Lawyer Says Hospital Error Is On NHS List Of ‘Never Events’ That Are Unacceptable And Raises Concern That Important Lessons Are Not Being Learned
A new mum left in agony and struggling to walk after surgeons left a medical swab inside her body for more than a month has joined calls from specialist medical law experts at Irwin Mitchell for hospitals to put an end to ‘never events’ - basic preventable mistakes - through better staff training.
The ‘unacceptable’ error at Birmingham Women’s Hospital occurred when theatre staff forgot to remove a medical swab from Lyndsey Faulkner following the difficult forceps delivery of her first child, Mia, on 2nd May 2010. After finding the swab, a doctor said the mistake could have been fatal if it led to toxic shock syndrome or blood poisoning.
It is one of a number of errors on a special NHS list of ‘never events’ - problems which the NHS says are simply “unacceptable and eminently preventable”.
"Guy Forster, a medical negligence expert from Irwin Mitchell who successfully represented Lyndsey in her claim against the hospital trust, said: “All medical swabs should be counted in and out of a patient during a procedure and checked by two members of hospital staff as a failsafe.
“In this case, the swab was overlooked and left inside Lyndsey for more than a month. This constitutes a ‘never event’ according to the NHS’ own Patient Safety Guidelines which recognises that such events are unacceptable and eminently preventable if the available measures have been implemented.”.
Nursery nurse, Lyndsey, 28, from Stirchley in Birmingham, only discovered the horrific mistake when she went to her local medical centre after the agonising pain became too much to bear.
Following a full admission of liability, Birmingham Women’s NHS Foundation Trust has now paid out a five-figure out-of-court settlement and Mr Forster says more must be done by hospitals to ensure that important lessons are learnt to stop such dangerous errors from occurring in the future.
The medical law and patient’s rights specialist at Irwin Mitchell’s Birmingham office, said: “Clearly there was a basic failure to care for Lyndsey properly during her treatment.
“She has been left traumatised by what happened and the resulting infection she suffered means she is now at a greater risk of developing problems in the future, including a risk to her fertility.
“Never events should be just that, events which just don’t happen and it is imperative that Trusts across the West Midlands and the entire country invest in training to ensure every step is taken to protect the safety of patients and prevent injury where at all possible.”
Two days after surgery, following the difficult birth of her first child, Lyndsey Faulkner, 28, from Stirchley, Birmingham, was sent home from hospital despite still feeling unwell, weak and dizzy.
Initially the nursery nurse believed the agonising abdominal pains and dizziness she was suffering were a result of the birth but as the weeks went on, her condition deteriorated further.

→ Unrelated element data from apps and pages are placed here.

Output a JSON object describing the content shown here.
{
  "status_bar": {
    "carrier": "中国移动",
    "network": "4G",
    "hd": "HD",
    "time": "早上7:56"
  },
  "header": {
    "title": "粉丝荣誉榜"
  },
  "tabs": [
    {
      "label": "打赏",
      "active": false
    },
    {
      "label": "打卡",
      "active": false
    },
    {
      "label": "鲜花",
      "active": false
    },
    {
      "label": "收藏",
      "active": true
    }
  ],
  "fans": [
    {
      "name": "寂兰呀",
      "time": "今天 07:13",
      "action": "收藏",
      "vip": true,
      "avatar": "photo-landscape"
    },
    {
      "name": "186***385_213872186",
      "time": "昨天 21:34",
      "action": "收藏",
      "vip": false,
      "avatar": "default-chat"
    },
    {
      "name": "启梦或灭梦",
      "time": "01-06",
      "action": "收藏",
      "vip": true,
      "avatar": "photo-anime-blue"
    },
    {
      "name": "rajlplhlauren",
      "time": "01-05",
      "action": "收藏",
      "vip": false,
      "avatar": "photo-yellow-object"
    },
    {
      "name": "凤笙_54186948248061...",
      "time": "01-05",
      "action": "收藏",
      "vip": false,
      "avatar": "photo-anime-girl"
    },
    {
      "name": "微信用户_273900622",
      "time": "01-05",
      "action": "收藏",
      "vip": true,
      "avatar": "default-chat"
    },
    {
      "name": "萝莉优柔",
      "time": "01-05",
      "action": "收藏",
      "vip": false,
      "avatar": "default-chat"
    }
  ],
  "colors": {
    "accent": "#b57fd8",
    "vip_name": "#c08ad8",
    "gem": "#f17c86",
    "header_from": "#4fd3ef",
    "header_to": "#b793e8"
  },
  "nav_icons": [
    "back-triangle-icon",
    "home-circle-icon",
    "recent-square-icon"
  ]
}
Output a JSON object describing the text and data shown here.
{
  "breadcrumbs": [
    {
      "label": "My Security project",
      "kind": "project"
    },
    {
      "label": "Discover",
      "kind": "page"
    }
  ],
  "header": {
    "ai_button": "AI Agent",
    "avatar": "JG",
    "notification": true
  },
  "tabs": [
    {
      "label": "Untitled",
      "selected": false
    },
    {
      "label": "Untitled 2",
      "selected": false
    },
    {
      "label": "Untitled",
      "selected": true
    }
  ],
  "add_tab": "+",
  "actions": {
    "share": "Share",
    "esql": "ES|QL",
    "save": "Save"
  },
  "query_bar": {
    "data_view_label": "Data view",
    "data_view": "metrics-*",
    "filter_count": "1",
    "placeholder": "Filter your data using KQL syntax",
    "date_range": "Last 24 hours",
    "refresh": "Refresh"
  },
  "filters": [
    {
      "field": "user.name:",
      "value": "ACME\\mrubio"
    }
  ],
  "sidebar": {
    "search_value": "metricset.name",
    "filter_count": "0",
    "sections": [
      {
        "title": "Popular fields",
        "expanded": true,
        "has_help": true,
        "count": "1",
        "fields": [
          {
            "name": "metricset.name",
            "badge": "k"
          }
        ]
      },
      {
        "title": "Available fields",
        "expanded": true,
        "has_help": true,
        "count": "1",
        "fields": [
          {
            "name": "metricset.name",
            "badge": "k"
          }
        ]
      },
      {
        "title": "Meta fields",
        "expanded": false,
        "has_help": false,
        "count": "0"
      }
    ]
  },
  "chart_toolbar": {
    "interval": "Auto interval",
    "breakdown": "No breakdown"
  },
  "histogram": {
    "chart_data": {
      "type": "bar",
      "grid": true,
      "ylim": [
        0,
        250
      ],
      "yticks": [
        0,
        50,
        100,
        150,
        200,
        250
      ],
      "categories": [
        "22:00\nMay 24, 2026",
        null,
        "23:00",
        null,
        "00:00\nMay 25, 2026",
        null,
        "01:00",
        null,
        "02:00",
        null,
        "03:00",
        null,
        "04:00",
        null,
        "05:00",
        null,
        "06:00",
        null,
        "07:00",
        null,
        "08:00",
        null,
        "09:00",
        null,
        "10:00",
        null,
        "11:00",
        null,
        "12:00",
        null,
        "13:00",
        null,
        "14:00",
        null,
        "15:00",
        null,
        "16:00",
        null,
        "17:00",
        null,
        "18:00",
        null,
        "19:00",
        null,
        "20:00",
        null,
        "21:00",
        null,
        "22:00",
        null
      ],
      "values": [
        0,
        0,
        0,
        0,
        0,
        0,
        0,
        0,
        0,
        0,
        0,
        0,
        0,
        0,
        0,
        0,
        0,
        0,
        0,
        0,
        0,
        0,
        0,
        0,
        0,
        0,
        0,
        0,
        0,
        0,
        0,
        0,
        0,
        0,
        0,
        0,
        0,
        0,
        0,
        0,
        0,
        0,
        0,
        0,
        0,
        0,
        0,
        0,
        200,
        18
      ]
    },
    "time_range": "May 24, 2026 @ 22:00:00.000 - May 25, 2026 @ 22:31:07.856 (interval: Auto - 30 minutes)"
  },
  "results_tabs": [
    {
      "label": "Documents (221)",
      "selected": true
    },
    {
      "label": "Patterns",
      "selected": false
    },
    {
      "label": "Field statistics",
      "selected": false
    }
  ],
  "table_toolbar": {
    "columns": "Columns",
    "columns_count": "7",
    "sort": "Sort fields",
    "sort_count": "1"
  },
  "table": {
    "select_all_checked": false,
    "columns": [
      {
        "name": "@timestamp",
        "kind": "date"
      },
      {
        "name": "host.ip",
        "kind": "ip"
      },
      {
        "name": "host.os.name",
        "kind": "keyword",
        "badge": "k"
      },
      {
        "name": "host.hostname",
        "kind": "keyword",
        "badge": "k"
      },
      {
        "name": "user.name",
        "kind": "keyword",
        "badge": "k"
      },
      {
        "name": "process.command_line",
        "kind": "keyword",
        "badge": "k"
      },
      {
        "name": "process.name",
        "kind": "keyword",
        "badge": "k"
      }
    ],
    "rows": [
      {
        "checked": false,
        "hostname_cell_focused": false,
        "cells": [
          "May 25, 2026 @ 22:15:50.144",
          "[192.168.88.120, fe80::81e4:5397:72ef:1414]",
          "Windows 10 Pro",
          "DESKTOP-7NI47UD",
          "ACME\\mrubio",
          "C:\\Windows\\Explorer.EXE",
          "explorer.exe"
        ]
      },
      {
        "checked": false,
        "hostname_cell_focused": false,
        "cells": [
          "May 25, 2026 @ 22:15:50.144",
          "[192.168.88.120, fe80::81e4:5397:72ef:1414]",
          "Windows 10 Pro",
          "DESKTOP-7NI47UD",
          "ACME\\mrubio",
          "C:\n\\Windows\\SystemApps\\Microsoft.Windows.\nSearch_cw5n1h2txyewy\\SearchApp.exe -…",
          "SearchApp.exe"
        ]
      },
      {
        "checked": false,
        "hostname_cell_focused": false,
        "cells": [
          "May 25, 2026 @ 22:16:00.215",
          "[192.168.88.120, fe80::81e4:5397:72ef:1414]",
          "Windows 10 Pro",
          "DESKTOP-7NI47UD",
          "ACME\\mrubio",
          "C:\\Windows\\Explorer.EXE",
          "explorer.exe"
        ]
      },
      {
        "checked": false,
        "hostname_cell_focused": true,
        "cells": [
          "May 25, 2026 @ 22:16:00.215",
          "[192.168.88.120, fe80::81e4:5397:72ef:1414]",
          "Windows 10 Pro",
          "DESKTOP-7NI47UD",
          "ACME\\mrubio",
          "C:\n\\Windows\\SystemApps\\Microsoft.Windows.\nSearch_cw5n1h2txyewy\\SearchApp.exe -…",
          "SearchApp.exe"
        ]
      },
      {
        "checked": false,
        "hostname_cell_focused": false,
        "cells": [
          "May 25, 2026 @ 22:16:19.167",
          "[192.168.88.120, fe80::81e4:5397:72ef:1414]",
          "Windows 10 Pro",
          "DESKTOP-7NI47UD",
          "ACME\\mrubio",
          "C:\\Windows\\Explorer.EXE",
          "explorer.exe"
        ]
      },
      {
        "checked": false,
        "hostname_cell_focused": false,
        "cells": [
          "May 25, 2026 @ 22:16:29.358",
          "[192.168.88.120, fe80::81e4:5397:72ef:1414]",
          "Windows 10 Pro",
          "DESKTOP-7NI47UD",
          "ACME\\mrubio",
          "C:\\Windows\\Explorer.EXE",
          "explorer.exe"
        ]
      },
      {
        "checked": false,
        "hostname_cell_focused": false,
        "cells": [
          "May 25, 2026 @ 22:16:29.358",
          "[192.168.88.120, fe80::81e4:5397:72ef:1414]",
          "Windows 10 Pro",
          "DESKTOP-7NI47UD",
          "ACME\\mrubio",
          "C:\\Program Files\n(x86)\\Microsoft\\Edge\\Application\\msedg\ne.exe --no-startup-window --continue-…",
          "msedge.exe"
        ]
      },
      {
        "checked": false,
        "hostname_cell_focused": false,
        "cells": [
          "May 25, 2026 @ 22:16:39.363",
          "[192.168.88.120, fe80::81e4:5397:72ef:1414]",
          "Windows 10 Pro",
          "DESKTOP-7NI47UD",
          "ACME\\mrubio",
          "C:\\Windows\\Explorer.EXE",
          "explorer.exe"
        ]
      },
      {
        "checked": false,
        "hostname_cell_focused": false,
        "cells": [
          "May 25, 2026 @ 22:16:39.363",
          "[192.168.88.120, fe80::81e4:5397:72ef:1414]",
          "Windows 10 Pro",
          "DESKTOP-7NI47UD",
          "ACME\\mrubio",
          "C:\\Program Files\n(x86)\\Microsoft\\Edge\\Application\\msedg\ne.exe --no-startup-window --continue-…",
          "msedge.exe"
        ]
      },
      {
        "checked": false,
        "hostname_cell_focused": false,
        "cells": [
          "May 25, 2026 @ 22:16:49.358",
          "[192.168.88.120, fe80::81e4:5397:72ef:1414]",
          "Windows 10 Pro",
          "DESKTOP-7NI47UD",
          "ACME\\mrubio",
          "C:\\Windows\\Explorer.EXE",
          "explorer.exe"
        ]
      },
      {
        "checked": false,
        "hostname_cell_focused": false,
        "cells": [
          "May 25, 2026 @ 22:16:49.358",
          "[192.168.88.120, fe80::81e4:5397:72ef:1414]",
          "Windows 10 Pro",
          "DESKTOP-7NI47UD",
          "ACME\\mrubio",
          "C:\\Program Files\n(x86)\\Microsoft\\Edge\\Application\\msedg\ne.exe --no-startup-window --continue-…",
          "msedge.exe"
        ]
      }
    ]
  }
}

Finally, unable to bear the pain in her abdomen any longer, on 3rd June she visited an emergency medical walk-in centre, where the medical swab was finally discovered.
Commenting on the ordeal, Lyndsey said: “The birth of my first child should have been so exciting but instead it turned into an absolute nightmare. I was so ill after Mia was born that I wasn’t really able to bond with her and the first important weeks of her life passed by in a blur.
“I am devastated that such a thing could happen. When staff at the medical centre explained what was wrong I was gobsmacked and to be told that I could very easily have died from septicaemia or gone into toxic shock was very hard to deal with. My baby might have been left without a mother because of this basic mistake which should never have been allowed to happen.”
In January 2011, the Department of Health extended its list of ‘never events’ to include 25 serious, preventable patient safety incidents that should never occur whilst in the care of the NHS. In January 2012, the list of 25 never events was retained with minor amendments to some definitions.
The list in 2011 added tragedies such as maladministration of insulin, falling from unrestricted windows and severe scalding to those already identified on the original list of eight published in April 2009, including medical instruments and swabs being left inside patient’s bodies, and operations being carried out on the wrong body part.
Guy Forster has also urged the DoH to keep the list under constant review in an effort to highlight even more avoidable errors as never events amidst concerns that some preventable injuries, such as bedsores suffered by hospital inpatients and injuries caused by administering substances to patients with known allergies were not included.
He added: “If the NHS is truly to learn from patient safety incidents it is important that this list remains a work in progress and that healthcare professionals continue to strive towards making sure the ‘Never Events’ live up to their name.”
If you or a loved one has suffered as a result of negligent delivery, we may be able to help you claim compensation. See our Medical Negligence Guide for more information.